I began this project with a lot of other people’s ideas about food in my head -- including what I’ve proven beyond a doubt to be the entirely false one that if you just offer children a variety of food, they’ll eat it (some children will, of course, but definitely not mine). By the end, I had my own ideas.
I picked produce at a farm upstate, I made cheese, I worked many 10-hour shifts in the applewood kitchen (and watched the owner, David, do the same after being up all night with one or both of his daughters). I rode through the night in a delivery truck after packing produce for hours in a frigid cooler room. I milked goats and went 50 miles out to sea on a fishing boat. These experiences taught me repeatedly that knowing something is true -- we should eat as locally as possible, we should support small farms -- and understanding why it’s true are two very different things. They also taught me about the pleasure, as opposed to the duty, in making these choices. Meanwhile my son, inveterate tosser of plates and refuser of cheeses, taught me that knowing what your child should eat -- variety, organic -- is useless in a face-off with a willful toddler, and that accepting that truth, just like eating the occasional strawberry in winter, has its place.

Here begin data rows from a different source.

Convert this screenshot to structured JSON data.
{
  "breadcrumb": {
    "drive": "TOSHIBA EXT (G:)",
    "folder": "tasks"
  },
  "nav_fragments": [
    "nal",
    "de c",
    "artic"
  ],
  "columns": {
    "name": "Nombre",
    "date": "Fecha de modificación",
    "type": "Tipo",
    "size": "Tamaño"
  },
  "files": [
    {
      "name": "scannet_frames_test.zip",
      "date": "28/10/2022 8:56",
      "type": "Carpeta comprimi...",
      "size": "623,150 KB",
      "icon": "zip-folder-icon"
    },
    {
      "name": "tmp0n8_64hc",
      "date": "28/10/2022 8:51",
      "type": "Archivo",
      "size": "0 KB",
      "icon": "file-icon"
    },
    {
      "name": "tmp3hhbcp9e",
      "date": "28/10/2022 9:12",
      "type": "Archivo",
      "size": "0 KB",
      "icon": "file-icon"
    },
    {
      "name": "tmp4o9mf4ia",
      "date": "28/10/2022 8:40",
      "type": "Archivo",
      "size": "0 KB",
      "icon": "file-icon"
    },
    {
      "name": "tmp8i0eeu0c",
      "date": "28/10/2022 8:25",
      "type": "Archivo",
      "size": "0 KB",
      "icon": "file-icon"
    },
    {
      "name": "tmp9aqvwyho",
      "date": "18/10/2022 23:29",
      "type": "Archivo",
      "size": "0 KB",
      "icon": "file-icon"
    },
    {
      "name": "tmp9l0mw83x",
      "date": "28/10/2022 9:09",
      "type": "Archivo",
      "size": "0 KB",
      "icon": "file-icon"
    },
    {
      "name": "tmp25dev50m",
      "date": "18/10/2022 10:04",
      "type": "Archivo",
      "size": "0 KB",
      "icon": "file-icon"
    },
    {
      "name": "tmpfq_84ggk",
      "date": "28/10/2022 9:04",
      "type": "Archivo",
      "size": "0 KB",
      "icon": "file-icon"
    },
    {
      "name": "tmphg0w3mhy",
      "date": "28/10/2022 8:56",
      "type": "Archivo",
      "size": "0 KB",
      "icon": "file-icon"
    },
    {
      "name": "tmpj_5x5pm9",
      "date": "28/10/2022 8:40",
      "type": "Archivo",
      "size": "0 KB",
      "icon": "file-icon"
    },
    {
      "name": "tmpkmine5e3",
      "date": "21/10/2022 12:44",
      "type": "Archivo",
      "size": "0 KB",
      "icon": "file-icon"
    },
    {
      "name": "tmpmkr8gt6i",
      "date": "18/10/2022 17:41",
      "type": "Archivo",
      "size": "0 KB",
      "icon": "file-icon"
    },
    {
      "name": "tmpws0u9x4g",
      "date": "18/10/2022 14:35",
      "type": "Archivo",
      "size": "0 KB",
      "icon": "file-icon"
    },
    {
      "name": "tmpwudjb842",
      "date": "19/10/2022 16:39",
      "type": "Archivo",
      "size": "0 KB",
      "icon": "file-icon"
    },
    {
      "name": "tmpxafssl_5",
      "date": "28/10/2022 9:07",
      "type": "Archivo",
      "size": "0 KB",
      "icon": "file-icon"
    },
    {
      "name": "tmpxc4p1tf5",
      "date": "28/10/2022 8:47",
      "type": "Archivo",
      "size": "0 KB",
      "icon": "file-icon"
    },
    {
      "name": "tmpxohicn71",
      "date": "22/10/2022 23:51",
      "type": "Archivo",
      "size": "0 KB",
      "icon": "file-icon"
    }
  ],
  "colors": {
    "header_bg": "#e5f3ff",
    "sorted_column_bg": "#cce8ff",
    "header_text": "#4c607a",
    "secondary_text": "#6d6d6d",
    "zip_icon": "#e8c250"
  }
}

Like parenting, eating in 21st-century America is riddled with choices, challenges, great joy, and utter confusion. There’s no single right way to do either one, but if you’re lucky, you can learn to accept both on their own terms and live with the surprising results. On my first day in the kitchen at applewood, awed and daunted by all the French terminology (chinois, anyone?) and the gigantic utensils being thrown around, I was asked to pick herb leaves from their stems for garnishes. I sorted tarragon and chervil into white plastic containers that would be part of the mise en place -- the ingredients prepared in advance for the chef’s use -- near the grill. With the seriousness I thought befitted the moments just before dinner service began, I handed the fresh green leaves to David and watched him line them up with the rest of the evening’s necessities, which were in cylindrical plastic quarts on a bed of ice.
Then I noticed, next to the herbs I’d just sorted and the finely minced chives and flaky sea salt, a glistening pile of orange, red, yellow, and green Sour Patch Kids in an identical container. “Dig in!” David said to me, throwing a few into his mouth and turning back to the stove. And so I did.
Excerpted by permission from “Eating for Beginners: An Education in the Pleasures of Food from Chefs, Farmers, and One Picky Kid” by Melanie Rehak. ©2011 Houghton Mifflin Harcourt.